What you will do: Copy every line below where the string "Master" is found.

━━━ Exercise materials

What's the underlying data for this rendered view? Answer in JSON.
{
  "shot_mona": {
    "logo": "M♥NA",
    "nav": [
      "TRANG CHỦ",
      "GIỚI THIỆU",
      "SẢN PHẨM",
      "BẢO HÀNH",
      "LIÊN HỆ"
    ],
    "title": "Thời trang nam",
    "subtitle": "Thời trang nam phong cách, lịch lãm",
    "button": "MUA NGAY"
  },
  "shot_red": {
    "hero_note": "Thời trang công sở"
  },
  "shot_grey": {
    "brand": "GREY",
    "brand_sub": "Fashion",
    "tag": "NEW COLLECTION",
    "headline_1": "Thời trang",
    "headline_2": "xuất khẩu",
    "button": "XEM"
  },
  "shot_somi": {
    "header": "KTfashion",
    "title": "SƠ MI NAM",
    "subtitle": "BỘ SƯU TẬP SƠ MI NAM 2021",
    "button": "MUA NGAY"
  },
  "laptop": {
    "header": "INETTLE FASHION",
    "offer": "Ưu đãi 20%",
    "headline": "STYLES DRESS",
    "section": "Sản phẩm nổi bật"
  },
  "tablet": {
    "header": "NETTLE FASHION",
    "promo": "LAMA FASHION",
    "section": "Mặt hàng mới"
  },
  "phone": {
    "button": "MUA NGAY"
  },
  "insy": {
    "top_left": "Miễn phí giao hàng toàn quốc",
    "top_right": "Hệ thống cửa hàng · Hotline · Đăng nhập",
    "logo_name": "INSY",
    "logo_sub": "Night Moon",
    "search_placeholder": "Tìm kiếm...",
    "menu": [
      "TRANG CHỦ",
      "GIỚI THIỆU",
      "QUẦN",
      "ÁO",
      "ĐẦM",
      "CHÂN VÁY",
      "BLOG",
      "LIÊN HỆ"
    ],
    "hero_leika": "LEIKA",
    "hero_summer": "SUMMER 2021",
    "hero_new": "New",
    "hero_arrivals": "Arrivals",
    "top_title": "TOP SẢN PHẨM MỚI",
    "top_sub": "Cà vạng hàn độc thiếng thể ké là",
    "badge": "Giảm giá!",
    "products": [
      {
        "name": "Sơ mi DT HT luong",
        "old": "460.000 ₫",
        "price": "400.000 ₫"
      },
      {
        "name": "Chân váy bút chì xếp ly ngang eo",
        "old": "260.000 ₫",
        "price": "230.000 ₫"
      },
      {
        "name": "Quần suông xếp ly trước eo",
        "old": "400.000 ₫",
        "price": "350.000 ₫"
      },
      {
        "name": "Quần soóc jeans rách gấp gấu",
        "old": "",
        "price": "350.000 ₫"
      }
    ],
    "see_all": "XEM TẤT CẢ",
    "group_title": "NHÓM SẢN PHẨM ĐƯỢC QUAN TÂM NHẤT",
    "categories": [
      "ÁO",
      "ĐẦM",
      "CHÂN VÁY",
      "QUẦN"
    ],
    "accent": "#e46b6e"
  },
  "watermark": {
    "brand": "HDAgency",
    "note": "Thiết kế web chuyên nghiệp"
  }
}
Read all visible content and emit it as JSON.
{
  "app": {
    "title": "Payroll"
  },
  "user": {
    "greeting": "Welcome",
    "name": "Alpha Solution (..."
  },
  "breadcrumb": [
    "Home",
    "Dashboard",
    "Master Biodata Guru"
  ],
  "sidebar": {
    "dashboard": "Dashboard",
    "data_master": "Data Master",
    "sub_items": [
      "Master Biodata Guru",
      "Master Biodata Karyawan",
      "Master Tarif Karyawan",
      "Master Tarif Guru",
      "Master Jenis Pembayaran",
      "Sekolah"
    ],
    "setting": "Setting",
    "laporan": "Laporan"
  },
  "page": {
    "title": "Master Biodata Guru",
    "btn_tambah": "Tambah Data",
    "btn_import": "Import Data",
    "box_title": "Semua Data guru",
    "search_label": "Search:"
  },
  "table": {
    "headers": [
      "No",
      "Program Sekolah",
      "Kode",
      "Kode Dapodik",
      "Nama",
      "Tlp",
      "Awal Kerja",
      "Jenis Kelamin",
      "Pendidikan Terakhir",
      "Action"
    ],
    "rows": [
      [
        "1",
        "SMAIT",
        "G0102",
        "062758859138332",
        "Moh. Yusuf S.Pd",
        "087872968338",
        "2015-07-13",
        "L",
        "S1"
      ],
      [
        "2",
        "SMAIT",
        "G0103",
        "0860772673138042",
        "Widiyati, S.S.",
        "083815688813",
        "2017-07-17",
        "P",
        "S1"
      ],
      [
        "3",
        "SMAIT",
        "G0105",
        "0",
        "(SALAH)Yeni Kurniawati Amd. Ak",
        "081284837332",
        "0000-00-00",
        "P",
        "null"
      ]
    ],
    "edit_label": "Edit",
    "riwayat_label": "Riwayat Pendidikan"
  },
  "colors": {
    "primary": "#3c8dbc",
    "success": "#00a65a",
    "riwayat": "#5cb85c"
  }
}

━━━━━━

Problem solution:
    "Master Biodata Guru"
    "data_master": "Data Master",
      "Master Biodata Guru",
      "Master Biodata Karyawan",
      "Master Tarif Karyawan",
      "Master Tarif Guru",
      "Master Jenis Pembayaran",
    "title": "Master Biodata Guru",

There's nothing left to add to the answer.